Your task: Repeat all the records exactly, omitting pictures.

Given records:
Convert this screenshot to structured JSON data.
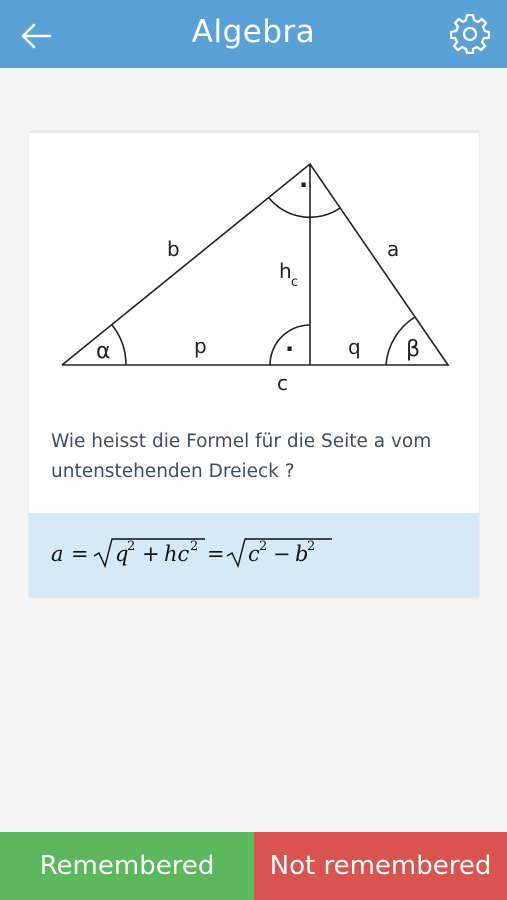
{
  "header": {
    "title": "Algebra",
    "back_icon": "arrow-left-icon",
    "settings_icon": "gear-icon",
    "background": "#5aa2d6"
  },
  "card": {
    "diagram": {
      "side_labels": {
        "b": "b",
        "a": "a",
        "c": "c",
        "p": "p",
        "q": "q"
      },
      "height_label": "h",
      "height_subscript": "c",
      "angles": {
        "alpha": "α",
        "beta": "β"
      },
      "right_angle_mark": "·"
    },
    "question": "Wie heisst die Formel für die Seite a vom untenstehenden Dreieck ?",
    "answer": {
      "formula_text": "a = √(q² + hc²) = √(c² − b²)",
      "background": "#d6e9f7"
    }
  },
  "footer": {
    "remembered_label": "Remembered",
    "not_remembered_label": "Not remembered",
    "remembered_color": "#5cb85c",
    "not_remembered_color": "#d9534f"
  }
}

Written reply:
Convert this screenshot to structured JSON data.
{
  "header": {
    "title": "Algebra",
    "back_icon": "arrow-left-icon",
    "settings_icon": "gear-icon",
    "background": "#5aa2d6"
  },
  "card": {
    "diagram": {
      "side_labels": {
        "b": "b",
        "a": "a",
        "c": "c",
        "p": "p",
        "q": "q"
      },
      "height_label": "h",
      "height_subscript": "c",
      "angles": {
        "alpha": "α",
        "beta": "β"
      },
      "right_angle_mark": "·"
    },
    "question": "Wie heisst die Formel für die Seite a vom untenstehenden Dreieck ?",
    "answer": {
      "formula_text": "a = √(q² + hc²) = √(c² − b²)",
      "background": "#d6e9f7"
    }
  },
  "footer": {
    "remembered_label": "Remembered",
    "not_remembered_label": "Not remembered",
    "remembered_color": "#5cb85c",
    "not_remembered_color": "#d9534f"
  }
}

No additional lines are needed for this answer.